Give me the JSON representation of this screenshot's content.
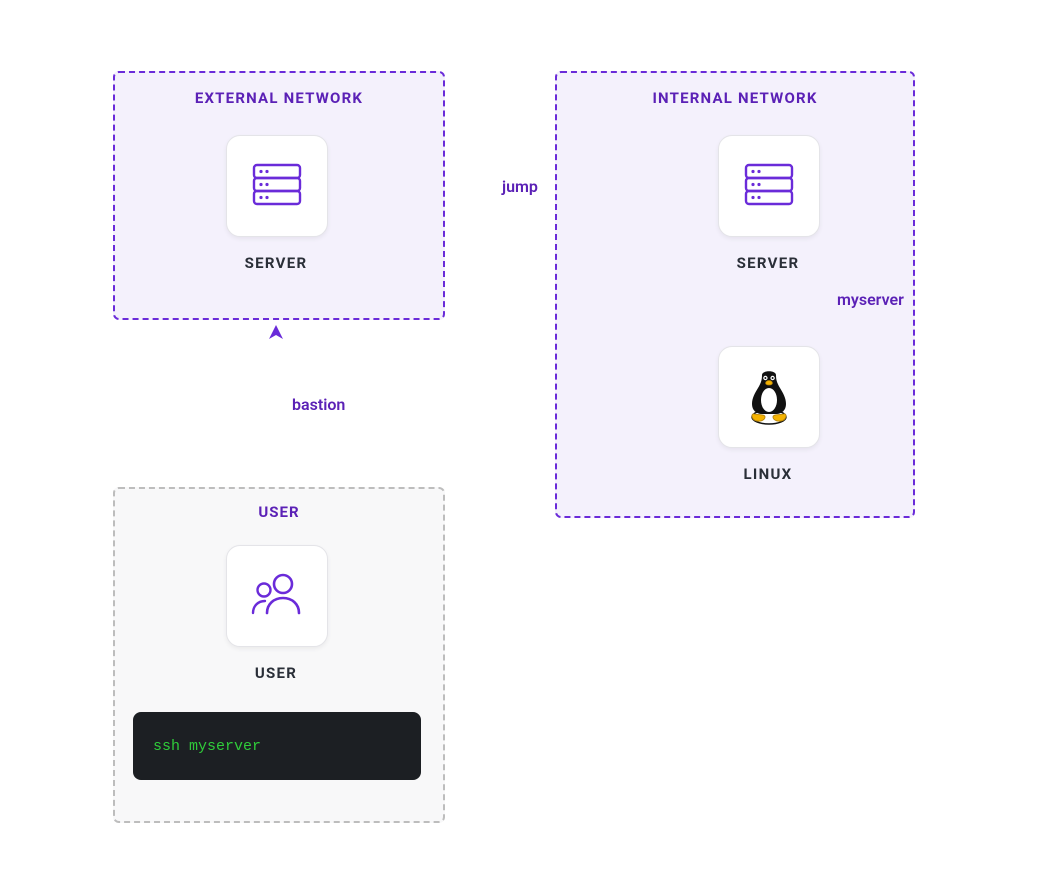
{
  "zones": {
    "external": {
      "title": "EXTERNAL NETWORK"
    },
    "internal": {
      "title": "INTERNAL NETWORK"
    },
    "user": {
      "title": "USER"
    }
  },
  "nodes": {
    "ext_server": {
      "label": "SERVER",
      "icon": "server-icon"
    },
    "int_server": {
      "label": "SERVER",
      "icon": "server-icon"
    },
    "linux_host": {
      "label": "LINUX",
      "icon": "linux-icon"
    },
    "user_card": {
      "label": "USER",
      "icon": "users-icon"
    }
  },
  "edges": {
    "user_to_bastion": {
      "label": "bastion"
    },
    "jump": {
      "label": "jump"
    },
    "myserver": {
      "label": "myserver"
    }
  },
  "terminal": {
    "command": "ssh myserver"
  },
  "colors": {
    "purple": "#6a2bd9",
    "purple_dark": "#5b21b6",
    "purple_fill": "#f4f1fc",
    "gray_border": "#bdbdbd",
    "gray_fill": "#f8f8f9",
    "label": "#2a2f38",
    "terminal_bg": "#1c1f23",
    "terminal_fg": "#2fcc3a"
  }
}
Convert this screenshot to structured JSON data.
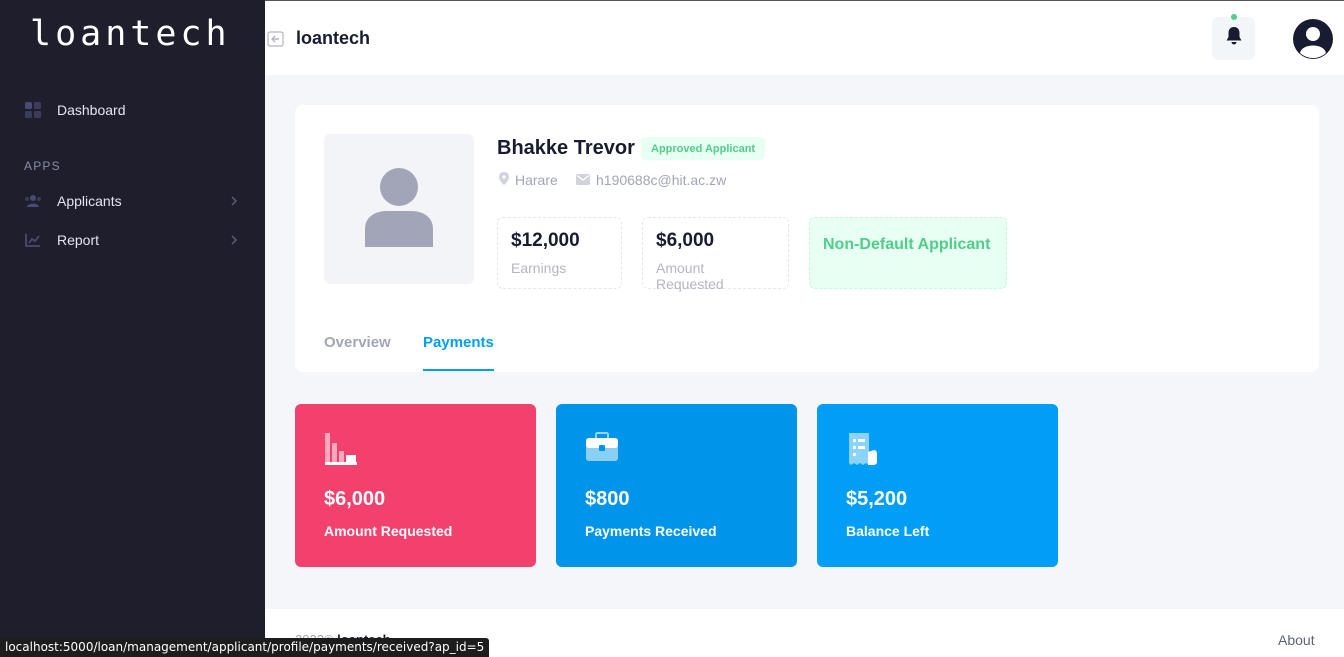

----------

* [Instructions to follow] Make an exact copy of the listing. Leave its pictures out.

* [Exercise output]
Give me the JSON representation of this screenshot's content.
{
  "zones": {
    "external": {
      "title": "EXTERNAL NETWORK"
    },
    "internal": {
      "title": "INTERNAL NETWORK"
    },
    "user": {
      "title": "USER"
    }
  },
  "nodes": {
    "ext_server": {
      "label": "SERVER",
      "icon": "server-icon"
    },
    "int_server": {
      "label": "SERVER",
      "icon": "server-icon"
    },
    "linux_host": {
      "label": "LINUX",
      "icon": "linux-icon"
    },
    "user_card": {
      "label": "USER",
      "icon": "users-icon"
    }
  },
  "edges": {
    "user_to_bastion": {
      "label": "bastion"
    },
    "jump": {
      "label": "jump"
    },
    "myserver": {
      "label": "myserver"
    }
  },
  "terminal": {
    "command": "ssh myserver"
  },
  "colors": {
    "purple": "#6a2bd9",
    "purple_dark": "#5b21b6",
    "purple_fill": "#f4f1fc",
    "gray_border": "#bdbdbd",
    "gray_fill": "#f8f8f9",
    "label": "#2a2f38",
    "terminal_bg": "#1c1f23",
    "terminal_fg": "#2fcc3a"
  }
}
Convert this screenshot to structured JSON data.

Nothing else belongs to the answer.